5. Because there is evidence of dose dependence of the potential benefits and risks of psilocybin, OHA should support the development of guidance regarding optimal dosing parameters to minimize these negative effects and consider how this knowledge should be disseminated to psilocybin providers and consumers (e.g., during provider training and licensing and/or via product monitoring and control).
6. OHA should consider the role of screening processes to identify individuals at higher than usual risk of negative physical and psychological effects of psilocybin and how to use this information to promote safety while preserving equitable access.
7. Given the limited generalizability of currently available clinical trials, OHA should explore the feasibility of developing a voluntary process and outcome measures for ongoing monitoring of psilocybin services implementation in Oregon, including consensual assessment of implementation in key population subgroups (e.g., by race/ethnicity, gender, and comorbid medical conditions), indications for psilocybin services, psilocybin exposure (e.g., amount and source type of psilocybin), and condition-specific outcome measures to help inform safety and equitable access to psilocybin services.
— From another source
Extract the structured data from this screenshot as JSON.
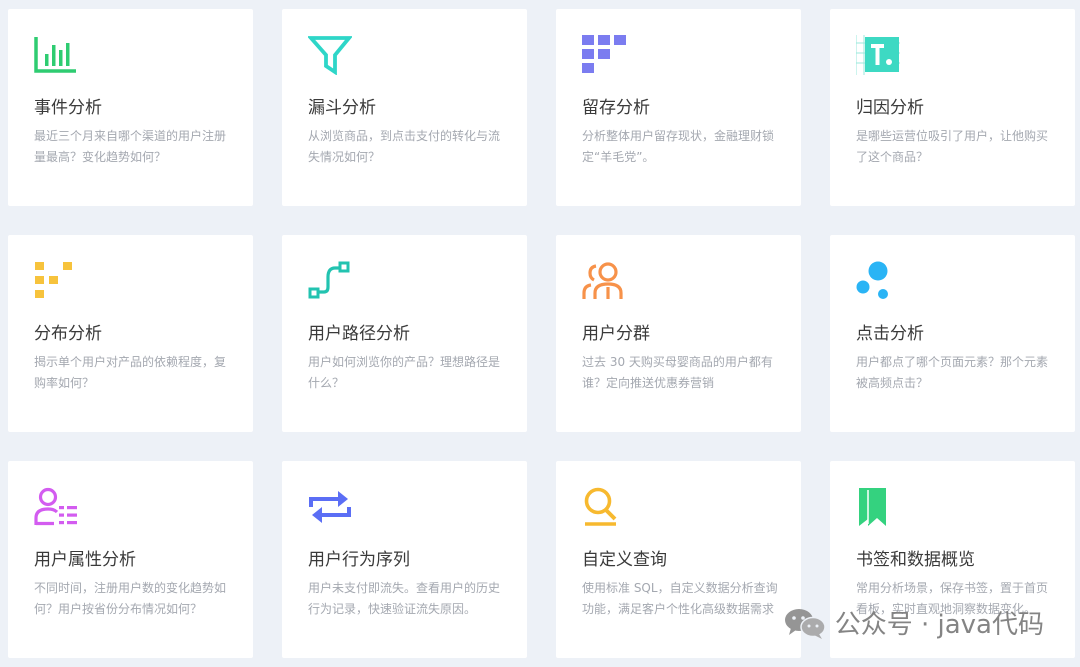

Declining to share information should not affect access to psilocybin services, and the optional nature of the data sharing should be prominently emphasized during the informed consent process.
8. OHA should consider the range of research on cultivating and characterizing psilocybin-containing mushrooms (e.g., genotyping to confirm identity, methods for measuring psilocybin concentration) in developing a regulatory framework.
9. Because of toxicity concerns, OHA should initially consider prioritizing cultivation of Psilocybe cubensis and use of grain-based substrates for cultivation rather than dung or wood, and revisit cultivation of other species as more information becomes available.
10. OHA should explore feasibility and capacity of employing modern DNA sequencing-based techniques to identify fungi and fungal tissues for use in production licensing and quality control.
11. OHA should facilitate the development of screening requirements for possible mushroom contaminants. These may include the following:
- Residual solvents and/or disinfectants used in the extraction or sterilization processes
- Toxic metals, pesticides, antibiotics, herbicides, livestock medications, and other potential bioaccumulation contaminants from growth substrates or direct application
- Pathogenic microbes (bacteria, viruses, parasites, other fungi) and microbially produced toxins.
Ritika is a Toronto-based reporter. She writes about drug policies and developments in psychedelics.